For some reason, I never could relate to Raoul Wallenberg as to a person from my grandfather’s generation. I always felt him my contemporary, when I was twenty or now, decades later. All my life since I learned about that remarkable man, I feel about him as about a dear friend. It is because one’s dear friend does not age. Raoul’s soul was the soul of the mission. Seeing evil’s face, Raoul was not afraid of it. And he was destined to see the faces of two evils in his time. I ask myself: what Raoul was thinking about when the captive of the Kremlin?.. I believe, he was thinking of his family, and also of all those thousands of people whom he saved. And he smiled.

3 SIMON’S ROSE.

Architect Simon Wiesenthal lost 89 members of his family in the Holocaust. At the end of the Second World War, Simon devoted all his blessed long life to one sole purpose: not to let our memories become obscurity. Hundreds of people approached him, thousands would write him asking about members of their exterminated families, appealing to him to find the Nazi criminals who commited so many unspeakable crimes. Architect, Engineer Simon Wiesenthal could not return to his practice. He could not sleep either. He took the pain of all those people to his heart and his superb mind. In what he did in his fight against the legacy of Nazism, he has become the one of the most prolific heroes of human history. And his lessons are acutely timely today. The rose is from his desk, the wall is from the Warsaw where his wife Cyla hid during the war.

4 AGAINST THE WIND.

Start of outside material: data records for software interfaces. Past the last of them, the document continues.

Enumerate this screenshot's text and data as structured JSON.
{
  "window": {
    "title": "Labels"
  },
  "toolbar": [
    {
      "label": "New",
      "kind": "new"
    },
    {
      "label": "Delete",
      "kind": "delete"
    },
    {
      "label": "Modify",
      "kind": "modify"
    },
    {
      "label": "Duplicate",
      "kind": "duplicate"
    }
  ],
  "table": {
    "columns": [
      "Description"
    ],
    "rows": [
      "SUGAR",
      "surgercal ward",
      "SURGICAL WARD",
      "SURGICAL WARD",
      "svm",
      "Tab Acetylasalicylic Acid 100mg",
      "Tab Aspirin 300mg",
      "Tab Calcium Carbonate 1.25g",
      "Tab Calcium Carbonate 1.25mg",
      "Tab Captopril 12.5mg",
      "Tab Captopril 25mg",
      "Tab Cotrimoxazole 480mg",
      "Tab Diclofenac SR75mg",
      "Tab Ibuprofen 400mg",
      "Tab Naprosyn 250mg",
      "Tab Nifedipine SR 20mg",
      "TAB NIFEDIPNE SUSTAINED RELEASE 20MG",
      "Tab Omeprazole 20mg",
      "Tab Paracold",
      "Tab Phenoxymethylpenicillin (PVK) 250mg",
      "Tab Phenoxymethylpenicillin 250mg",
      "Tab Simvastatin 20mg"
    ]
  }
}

Homage to CARL LUTZ. 2013. Swiss diplomat Carl Lutz invented a way to save many thousands of human lives at the dire period from 1942 onward when the destiny of massive numbers of Hungarian Jewry was sealed in what has become known as the one of the most dramatic episodes of the horrible ‘routine’ of the most inhuman war in history. Consul Lutz saved over 60 000 human lives, the record for a saving operation of this kind in the history of WWII. As with all the heroic diplomats who actively saved Jewish people from the Nazis, Carl Lutz was not saluted for his bravery and humanism at home at the end of the war. We all really are in a huge debt to Carl Lutz and his brave, modest colleagues who, fighting evil against all odds, preserved the decency of human beings in the world attacked by the forces of darkness.

“In her approach, Dr Rogatchi’s trademark combines historic research with beautiful art creating this new important project. Poignancy embedded in beauty is characteristic of all her work, always dedicated to the principle of ‘Never Forget'” – HE Ambassador Dr Elisabeth Kehrer.

“Seeing Inna’s works, I think of the flaring ashes of those millions of human beings who were assassinated in gas chambers. With her great heart and all her talent, Inna portrays various projections of the power of that fire, the power of those flames, but she also portrays the power of the trees, symbols of life. Her photography is both passionate and enlightening. In her works, Inna Rogatchi reminds us about the echo of Holocaust in a tangible way. We also salute her intention to remember the army of the Righteous Among the Nations, all those people who rose up against the barbarism of Nazism.” MIchael de Saint Cheron, philosopher, writer, life-long friend and colleague of Elie Wiesel, author of seven books on Elie Wiesel.